Small head size has been observed in prenatally anticonvulsant-exposed neonates. In infancy, cognitive impairments were revealed. It is presently unknown whether these impairments are permanent or disappear after puberty. We studied the link between the prenatal influence of anticonvulsants on brain development and cognitive functioning in adulthood: a retrospective study on head size and a follow-up assessing cognitive capacities among adults who had been included in the retrospective study. The retrospective study comprised 172 exposed and 168 control neonates, matched with respect to age, sex and their mothers' age. Prenatally phenobarbital + phenytoin-exposed neonates had a significantly smaller occipitofrontal circumference (OFC) than prenatally phenobarbital-monotherapy-exposed and control neonates (mean difference of 0.7 cm). In the follow-up, no difference in cognitive functioning was found between the exposed and the control groups. Most of the prenatally anticonvulsant-exposed subjects had normal intellectual capacity. However, 12% of the exposed subjects versus 1% of the controls had persistent learning problems. In addition, more of the exposed subjects were mentally retarded. There was no clear relationship between learning problems and small OFC, maternal epilepsy or unfavourable family climate. Conclusions: We conclude that the combination of phenobarbital + phenytoin affects the fetal OFC. The smaller OFC does not seem to be related to cognitive functioning in adulthood, but learning problems and mental retardation proved to be more prevalent among exposed subjects. Phenobarbital and phenytoin may therefore affect cognitive capacity but only in infants who are susceptible to this particular influence of the drugs.

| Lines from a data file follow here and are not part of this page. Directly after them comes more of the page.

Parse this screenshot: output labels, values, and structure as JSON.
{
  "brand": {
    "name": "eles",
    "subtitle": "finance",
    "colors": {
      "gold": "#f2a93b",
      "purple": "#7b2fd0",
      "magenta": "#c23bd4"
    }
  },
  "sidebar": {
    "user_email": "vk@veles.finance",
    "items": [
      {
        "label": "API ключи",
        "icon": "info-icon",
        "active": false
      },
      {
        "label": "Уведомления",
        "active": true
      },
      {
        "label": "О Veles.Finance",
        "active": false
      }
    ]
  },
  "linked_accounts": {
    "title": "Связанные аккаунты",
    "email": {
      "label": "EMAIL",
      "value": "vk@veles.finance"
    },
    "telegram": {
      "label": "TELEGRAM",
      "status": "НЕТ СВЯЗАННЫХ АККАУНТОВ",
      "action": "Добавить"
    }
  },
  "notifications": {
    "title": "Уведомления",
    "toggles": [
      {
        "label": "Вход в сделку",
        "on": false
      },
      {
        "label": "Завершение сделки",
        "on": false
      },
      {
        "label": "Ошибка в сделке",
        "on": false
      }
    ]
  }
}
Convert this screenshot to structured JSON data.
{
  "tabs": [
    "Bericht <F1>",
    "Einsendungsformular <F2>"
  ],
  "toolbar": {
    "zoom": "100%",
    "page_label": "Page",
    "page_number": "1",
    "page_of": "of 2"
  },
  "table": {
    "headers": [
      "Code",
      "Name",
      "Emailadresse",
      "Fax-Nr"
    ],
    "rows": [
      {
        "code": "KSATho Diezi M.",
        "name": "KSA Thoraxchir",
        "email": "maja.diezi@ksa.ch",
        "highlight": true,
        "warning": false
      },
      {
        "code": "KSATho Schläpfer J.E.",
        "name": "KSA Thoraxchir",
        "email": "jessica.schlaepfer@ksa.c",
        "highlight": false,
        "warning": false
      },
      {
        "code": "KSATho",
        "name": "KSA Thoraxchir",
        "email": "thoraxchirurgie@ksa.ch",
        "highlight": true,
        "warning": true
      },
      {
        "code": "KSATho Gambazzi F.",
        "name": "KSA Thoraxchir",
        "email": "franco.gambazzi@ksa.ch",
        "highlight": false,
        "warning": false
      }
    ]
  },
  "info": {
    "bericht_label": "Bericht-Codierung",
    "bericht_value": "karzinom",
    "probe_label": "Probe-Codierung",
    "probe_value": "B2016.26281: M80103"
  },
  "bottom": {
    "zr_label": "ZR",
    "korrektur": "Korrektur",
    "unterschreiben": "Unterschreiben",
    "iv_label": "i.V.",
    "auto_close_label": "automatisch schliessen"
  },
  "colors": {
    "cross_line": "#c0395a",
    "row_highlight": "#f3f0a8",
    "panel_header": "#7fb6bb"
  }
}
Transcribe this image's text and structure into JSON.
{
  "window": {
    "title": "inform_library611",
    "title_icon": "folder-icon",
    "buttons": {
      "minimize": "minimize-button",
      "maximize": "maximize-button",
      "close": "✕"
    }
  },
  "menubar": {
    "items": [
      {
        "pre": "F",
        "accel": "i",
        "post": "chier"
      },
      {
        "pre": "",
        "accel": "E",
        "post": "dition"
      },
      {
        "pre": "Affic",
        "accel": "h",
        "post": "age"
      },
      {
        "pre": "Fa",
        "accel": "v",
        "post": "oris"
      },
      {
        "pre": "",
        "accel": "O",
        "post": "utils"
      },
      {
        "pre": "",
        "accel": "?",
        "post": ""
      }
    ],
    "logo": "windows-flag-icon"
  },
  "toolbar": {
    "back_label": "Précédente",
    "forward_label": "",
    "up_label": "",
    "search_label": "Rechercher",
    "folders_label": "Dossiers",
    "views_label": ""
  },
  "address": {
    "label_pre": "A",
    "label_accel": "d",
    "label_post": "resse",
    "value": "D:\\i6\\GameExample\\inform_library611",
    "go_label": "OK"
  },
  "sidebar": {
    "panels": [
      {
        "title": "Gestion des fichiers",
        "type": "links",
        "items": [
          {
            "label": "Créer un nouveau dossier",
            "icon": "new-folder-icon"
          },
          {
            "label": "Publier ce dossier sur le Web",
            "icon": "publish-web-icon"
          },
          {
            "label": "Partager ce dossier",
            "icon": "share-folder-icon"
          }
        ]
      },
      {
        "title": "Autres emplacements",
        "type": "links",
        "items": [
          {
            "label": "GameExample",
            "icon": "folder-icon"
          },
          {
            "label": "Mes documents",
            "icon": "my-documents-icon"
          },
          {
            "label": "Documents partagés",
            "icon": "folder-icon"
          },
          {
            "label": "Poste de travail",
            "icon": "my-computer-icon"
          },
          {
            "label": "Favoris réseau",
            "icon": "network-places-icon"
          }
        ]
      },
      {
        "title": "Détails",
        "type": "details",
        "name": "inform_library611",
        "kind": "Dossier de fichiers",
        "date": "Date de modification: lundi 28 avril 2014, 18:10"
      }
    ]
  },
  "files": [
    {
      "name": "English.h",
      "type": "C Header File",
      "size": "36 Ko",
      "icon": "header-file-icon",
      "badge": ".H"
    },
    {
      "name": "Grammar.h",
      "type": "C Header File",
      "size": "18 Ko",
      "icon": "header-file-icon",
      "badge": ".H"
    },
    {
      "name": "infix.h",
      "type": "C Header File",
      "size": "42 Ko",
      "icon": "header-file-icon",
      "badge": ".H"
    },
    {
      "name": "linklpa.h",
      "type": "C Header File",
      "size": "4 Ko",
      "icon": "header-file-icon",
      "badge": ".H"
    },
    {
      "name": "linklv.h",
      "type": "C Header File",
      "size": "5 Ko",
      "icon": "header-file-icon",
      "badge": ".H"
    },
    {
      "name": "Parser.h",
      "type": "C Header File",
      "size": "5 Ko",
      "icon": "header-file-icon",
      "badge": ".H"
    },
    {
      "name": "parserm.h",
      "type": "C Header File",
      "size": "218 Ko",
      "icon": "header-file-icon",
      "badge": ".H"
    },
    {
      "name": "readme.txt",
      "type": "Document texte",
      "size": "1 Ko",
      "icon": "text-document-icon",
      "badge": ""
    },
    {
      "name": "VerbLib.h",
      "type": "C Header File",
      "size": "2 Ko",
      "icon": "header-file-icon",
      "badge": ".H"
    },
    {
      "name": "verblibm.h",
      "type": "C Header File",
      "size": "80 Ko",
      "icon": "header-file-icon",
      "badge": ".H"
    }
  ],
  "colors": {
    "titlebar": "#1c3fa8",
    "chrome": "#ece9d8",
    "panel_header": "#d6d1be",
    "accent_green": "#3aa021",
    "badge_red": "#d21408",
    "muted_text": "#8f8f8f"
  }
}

|Number of pages||9|
|Journal||Acta Paediatrica, International Journal of Paediatrics|
|Publication status||Published - 1 Jan 2000|